# Input data
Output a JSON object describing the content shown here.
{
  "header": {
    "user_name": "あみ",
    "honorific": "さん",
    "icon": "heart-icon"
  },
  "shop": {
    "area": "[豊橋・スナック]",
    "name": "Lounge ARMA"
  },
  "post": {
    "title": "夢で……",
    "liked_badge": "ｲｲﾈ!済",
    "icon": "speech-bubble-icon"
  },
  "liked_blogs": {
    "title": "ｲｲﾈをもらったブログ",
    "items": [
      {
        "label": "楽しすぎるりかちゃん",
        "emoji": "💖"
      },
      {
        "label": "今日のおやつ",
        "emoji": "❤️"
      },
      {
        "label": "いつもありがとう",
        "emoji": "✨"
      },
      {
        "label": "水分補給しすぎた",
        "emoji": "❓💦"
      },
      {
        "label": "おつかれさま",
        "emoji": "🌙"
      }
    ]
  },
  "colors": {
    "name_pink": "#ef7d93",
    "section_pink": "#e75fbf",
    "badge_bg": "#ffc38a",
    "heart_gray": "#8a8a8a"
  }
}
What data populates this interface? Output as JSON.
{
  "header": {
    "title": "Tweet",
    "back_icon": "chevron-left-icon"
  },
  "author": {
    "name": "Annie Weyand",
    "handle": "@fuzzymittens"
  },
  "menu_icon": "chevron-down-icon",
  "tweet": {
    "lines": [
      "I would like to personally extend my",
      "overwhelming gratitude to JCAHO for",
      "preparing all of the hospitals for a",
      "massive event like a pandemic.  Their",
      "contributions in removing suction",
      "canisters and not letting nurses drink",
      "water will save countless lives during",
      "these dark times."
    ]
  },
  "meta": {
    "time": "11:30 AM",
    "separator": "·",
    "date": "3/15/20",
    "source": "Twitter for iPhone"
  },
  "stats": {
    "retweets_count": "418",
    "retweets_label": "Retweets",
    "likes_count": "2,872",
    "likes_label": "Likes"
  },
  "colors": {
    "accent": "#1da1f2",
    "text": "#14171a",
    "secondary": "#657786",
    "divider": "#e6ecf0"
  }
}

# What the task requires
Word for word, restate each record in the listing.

# Answer box
Output a JSON object describing the content shown here.
{
  "header": {
    "user_name": "あみ",
    "honorific": "さん",
    "icon": "heart-icon"
  },
  "shop": {
    "area": "[豊橋・スナック]",
    "name": "Lounge ARMA"
  },
  "post": {
    "title": "夢で……",
    "liked_badge": "ｲｲﾈ!済",
    "icon": "speech-bubble-icon"
  },
  "liked_blogs": {
    "title": "ｲｲﾈをもらったブログ",
    "items": [
      {
        "label": "楽しすぎるりかちゃん",
        "emoji": "💖"
      },
      {
        "label": "今日のおやつ",
        "emoji": "❤️"
      },
      {
        "label": "いつもありがとう",
        "emoji": "✨"
      },
      {
        "label": "水分補給しすぎた",
        "emoji": "❓💦"
      },
      {
        "label": "おつかれさま",
        "emoji": "🌙"
      }
    ]
  },
  "colors": {
    "name_pink": "#ef7d93",
    "section_pink": "#e75fbf",
    "badge_bg": "#ffc38a",
    "heart_gray": "#8a8a8a"
  }
}
What data populates this interface? Output as JSON.
{
  "header": {
    "title": "Tweet",
    "back_icon": "chevron-left-icon"
  },
  "author": {
    "name": "Annie Weyand",
    "handle": "@fuzzymittens"
  },
  "menu_icon": "chevron-down-icon",
  "tweet": {
    "lines": [
      "I would like to personally extend my",
      "overwhelming gratitude to JCAHO for",
      "preparing all of the hospitals for a",
      "massive event like a pandemic.  Their",
      "contributions in removing suction",
      "canisters and not letting nurses drink",
      "water will save countless lives during",
      "these dark times."
    ]
  },
  "meta": {
    "time": "11:30 AM",
    "separator": "·",
    "date": "3/15/20",
    "source": "Twitter for iPhone"
  },
  "stats": {
    "retweets_count": "418",
    "retweets_label": "Retweets",
    "likes_count": "2,872",
    "likes_label": "Likes"
  },
  "colors": {
    "accent": "#1da1f2",
    "text": "#14171a",
    "secondary": "#657786",
    "divider": "#e6ecf0"
  }
}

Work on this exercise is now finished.